The listing that follows is to be repeated exactly.

Start of INFORMATION

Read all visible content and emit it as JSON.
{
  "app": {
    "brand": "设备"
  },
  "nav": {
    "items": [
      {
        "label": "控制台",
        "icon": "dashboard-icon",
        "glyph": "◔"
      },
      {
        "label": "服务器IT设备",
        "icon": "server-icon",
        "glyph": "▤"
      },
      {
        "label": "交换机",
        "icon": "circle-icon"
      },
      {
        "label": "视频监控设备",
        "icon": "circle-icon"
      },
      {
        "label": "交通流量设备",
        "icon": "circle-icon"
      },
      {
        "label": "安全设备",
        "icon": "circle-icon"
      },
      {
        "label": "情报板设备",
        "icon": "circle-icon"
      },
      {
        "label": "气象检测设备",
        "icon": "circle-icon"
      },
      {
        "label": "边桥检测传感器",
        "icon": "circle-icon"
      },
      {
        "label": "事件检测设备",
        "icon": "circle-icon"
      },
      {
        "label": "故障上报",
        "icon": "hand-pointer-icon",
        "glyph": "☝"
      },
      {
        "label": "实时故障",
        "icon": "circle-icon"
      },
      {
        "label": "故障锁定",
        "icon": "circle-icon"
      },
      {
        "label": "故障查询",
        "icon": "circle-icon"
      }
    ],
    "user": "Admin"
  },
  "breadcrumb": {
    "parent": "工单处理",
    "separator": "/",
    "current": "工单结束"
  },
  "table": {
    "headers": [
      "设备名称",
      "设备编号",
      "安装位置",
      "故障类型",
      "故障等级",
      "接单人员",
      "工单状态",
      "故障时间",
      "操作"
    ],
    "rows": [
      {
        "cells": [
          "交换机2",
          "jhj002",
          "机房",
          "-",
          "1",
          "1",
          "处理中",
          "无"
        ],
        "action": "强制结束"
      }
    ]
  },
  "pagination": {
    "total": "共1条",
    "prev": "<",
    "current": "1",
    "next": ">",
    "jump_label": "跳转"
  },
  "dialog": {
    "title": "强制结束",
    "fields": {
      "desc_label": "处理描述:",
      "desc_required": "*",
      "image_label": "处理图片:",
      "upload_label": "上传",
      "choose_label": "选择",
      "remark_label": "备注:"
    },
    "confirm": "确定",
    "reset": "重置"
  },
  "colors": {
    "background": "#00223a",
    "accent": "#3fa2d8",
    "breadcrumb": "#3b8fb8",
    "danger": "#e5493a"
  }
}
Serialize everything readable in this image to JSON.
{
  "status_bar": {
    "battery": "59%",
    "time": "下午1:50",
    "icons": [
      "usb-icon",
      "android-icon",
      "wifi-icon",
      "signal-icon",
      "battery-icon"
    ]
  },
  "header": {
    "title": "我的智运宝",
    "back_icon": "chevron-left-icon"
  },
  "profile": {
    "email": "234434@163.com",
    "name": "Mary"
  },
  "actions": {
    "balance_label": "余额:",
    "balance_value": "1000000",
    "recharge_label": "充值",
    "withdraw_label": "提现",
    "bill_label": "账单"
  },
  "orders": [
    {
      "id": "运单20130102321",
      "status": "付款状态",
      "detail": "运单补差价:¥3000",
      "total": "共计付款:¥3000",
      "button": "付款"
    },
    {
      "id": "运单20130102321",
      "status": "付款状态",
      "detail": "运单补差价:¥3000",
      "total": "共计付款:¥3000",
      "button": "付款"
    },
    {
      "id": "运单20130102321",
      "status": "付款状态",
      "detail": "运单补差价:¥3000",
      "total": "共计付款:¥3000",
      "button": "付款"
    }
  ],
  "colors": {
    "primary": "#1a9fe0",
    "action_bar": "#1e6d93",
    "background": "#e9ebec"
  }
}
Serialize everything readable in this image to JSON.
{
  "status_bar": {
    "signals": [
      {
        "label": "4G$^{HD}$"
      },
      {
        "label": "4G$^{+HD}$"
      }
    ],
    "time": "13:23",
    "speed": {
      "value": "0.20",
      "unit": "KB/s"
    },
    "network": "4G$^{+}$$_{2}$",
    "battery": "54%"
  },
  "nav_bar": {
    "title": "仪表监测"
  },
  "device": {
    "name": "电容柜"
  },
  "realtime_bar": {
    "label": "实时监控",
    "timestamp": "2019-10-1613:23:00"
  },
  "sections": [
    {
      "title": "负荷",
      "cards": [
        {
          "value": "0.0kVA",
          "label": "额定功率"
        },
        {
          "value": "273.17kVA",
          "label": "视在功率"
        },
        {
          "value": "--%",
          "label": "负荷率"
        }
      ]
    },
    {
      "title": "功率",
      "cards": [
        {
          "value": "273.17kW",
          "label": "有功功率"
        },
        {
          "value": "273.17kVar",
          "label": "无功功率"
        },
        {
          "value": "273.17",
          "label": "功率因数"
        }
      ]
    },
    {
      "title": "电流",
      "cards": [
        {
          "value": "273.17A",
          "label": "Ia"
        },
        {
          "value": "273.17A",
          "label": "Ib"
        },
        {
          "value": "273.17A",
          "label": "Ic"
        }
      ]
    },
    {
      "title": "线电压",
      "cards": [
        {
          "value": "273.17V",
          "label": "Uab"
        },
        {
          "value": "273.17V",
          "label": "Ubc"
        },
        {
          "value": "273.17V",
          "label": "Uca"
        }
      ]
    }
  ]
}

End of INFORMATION

EXERCISE ANSWER →
Read all visible content and emit it as JSON.
{
  "app": {
    "brand": "设备"
  },
  "nav": {
    "items": [
      {
        "label": "控制台",
        "icon": "dashboard-icon",
        "glyph": "◔"
      },
      {
        "label": "服务器IT设备",
        "icon": "server-icon",
        "glyph": "▤"
      },
      {
        "label": "交换机",
        "icon": "circle-icon"
      },
      {
        "label": "视频监控设备",
        "icon": "circle-icon"
      },
      {
        "label": "交通流量设备",
        "icon": "circle-icon"
      },
      {
        "label": "安全设备",
        "icon": "circle-icon"
      },
      {
        "label": "情报板设备",
        "icon": "circle-icon"
      },
      {
        "label": "气象检测设备",
        "icon": "circle-icon"
      },
      {
        "label": "边桥检测传感器",
        "icon": "circle-icon"
      },
      {
        "label": "事件检测设备",
        "icon": "circle-icon"
      },
      {
        "label": "故障上报",
        "icon": "hand-pointer-icon",
        "glyph": "☝"
      },
      {
        "label": "实时故障",
        "icon": "circle-icon"
      },
      {
        "label": "故障锁定",
        "icon": "circle-icon"
      },
      {
        "label": "故障查询",
        "icon": "circle-icon"
      }
    ],
    "user": "Admin"
  },
  "breadcrumb": {
    "parent": "工单处理",
    "separator": "/",
    "current": "工单结束"
  },
  "table": {
    "headers": [
      "设备名称",
      "设备编号",
      "安装位置",
      "故障类型",
      "故障等级",
      "接单人员",
      "工单状态",
      "故障时间",
      "操作"
    ],
    "rows": [
      {
        "cells": [
          "交换机2",
          "jhj002",
          "机房",
          "-",
          "1",
          "1",
          "处理中",
          "无"
        ],
        "action": "强制结束"
      }
    ]
  },
  "pagination": {
    "total": "共1条",
    "prev": "<",
    "current": "1",
    "next": ">",
    "jump_label": "跳转"
  },
  "dialog": {
    "title": "强制结束",
    "fields": {
      "desc_label": "处理描述:",
      "desc_required": "*",
      "image_label": "处理图片:",
      "upload_label": "上传",
      "choose_label": "选择",
      "remark_label": "备注:"
    },
    "confirm": "确定",
    "reset": "重置"
  },
  "colors": {
    "background": "#00223a",
    "accent": "#3fa2d8",
    "breadcrumb": "#3b8fb8",
    "danger": "#e5493a"
  }
}
Serialize everything readable in this image to JSON.
{
  "status_bar": {
    "battery": "59%",
    "time": "下午1:50",
    "icons": [
      "usb-icon",
      "android-icon",
      "wifi-icon",
      "signal-icon",
      "battery-icon"
    ]
  },
  "header": {
    "title": "我的智运宝",
    "back_icon": "chevron-left-icon"
  },
  "profile": {
    "email": "234434@163.com",
    "name": "Mary"
  },
  "actions": {
    "balance_label": "余额:",
    "balance_value": "1000000",
    "recharge_label": "充值",
    "withdraw_label": "提现",
    "bill_label": "账单"
  },
  "orders": [
    {
      "id": "运单20130102321",
      "status": "付款状态",
      "detail": "运单补差价:¥3000",
      "total": "共计付款:¥3000",
      "button": "付款"
    },
    {
      "id": "运单20130102321",
      "status": "付款状态",
      "detail": "运单补差价:¥3000",
      "total": "共计付款:¥3000",
      "button": "付款"
    },
    {
      "id": "运单20130102321",
      "status": "付款状态",
      "detail": "运单补差价:¥3000",
      "total": "共计付款:¥3000",
      "button": "付款"
    }
  ],
  "colors": {
    "primary": "#1a9fe0",
    "action_bar": "#1e6d93",
    "background": "#e9ebec"
  }
}
Serialize everything readable in this image to JSON.
{
  "status_bar": {
    "signals": [
      {
        "label": "4G$^{HD}$"
      },
      {
        "label": "4G$^{+HD}$"
      }
    ],
    "time": "13:23",
    "speed": {
      "value": "0.20",
      "unit": "KB/s"
    },
    "network": "4G$^{+}$$_{2}$",
    "battery": "54%"
  },
  "nav_bar": {
    "title": "仪表监测"
  },
  "device": {
    "name": "电容柜"
  },
  "realtime_bar": {
    "label": "实时监控",
    "timestamp": "2019-10-1613:23:00"
  },
  "sections": [
    {
      "title": "负荷",
      "cards": [
        {
          "value": "0.0kVA",
          "label": "额定功率"
        },
        {
          "value": "273.17kVA",
          "label": "视在功率"
        },
        {
          "value": "--%",
          "label": "负荷率"
        }
      ]
    },
    {
      "title": "功率",
      "cards": [
        {
          "value": "273.17kW",
          "label": "有功功率"
        },
        {
          "value": "273.17kVar",
          "label": "无功功率"
        },
        {
          "value": "273.17",
          "label": "功率因数"
        }
      ]
    },
    {
      "title": "电流",
      "cards": [
        {
          "value": "273.17A",
          "label": "Ia"
        },
        {
          "value": "273.17A",
          "label": "Ib"
        },
        {
          "value": "273.17A",
          "label": "Ic"
        }
      ]
    },
    {
      "title": "线电压",
      "cards": [
        {
          "value": "273.17V",
          "label": "Uab"
        },
        {
          "value": "273.17V",
          "label": "Ubc"
        },
        {
          "value": "273.17V",
          "label": "Uca"
        }
      ]
    }
  ]
}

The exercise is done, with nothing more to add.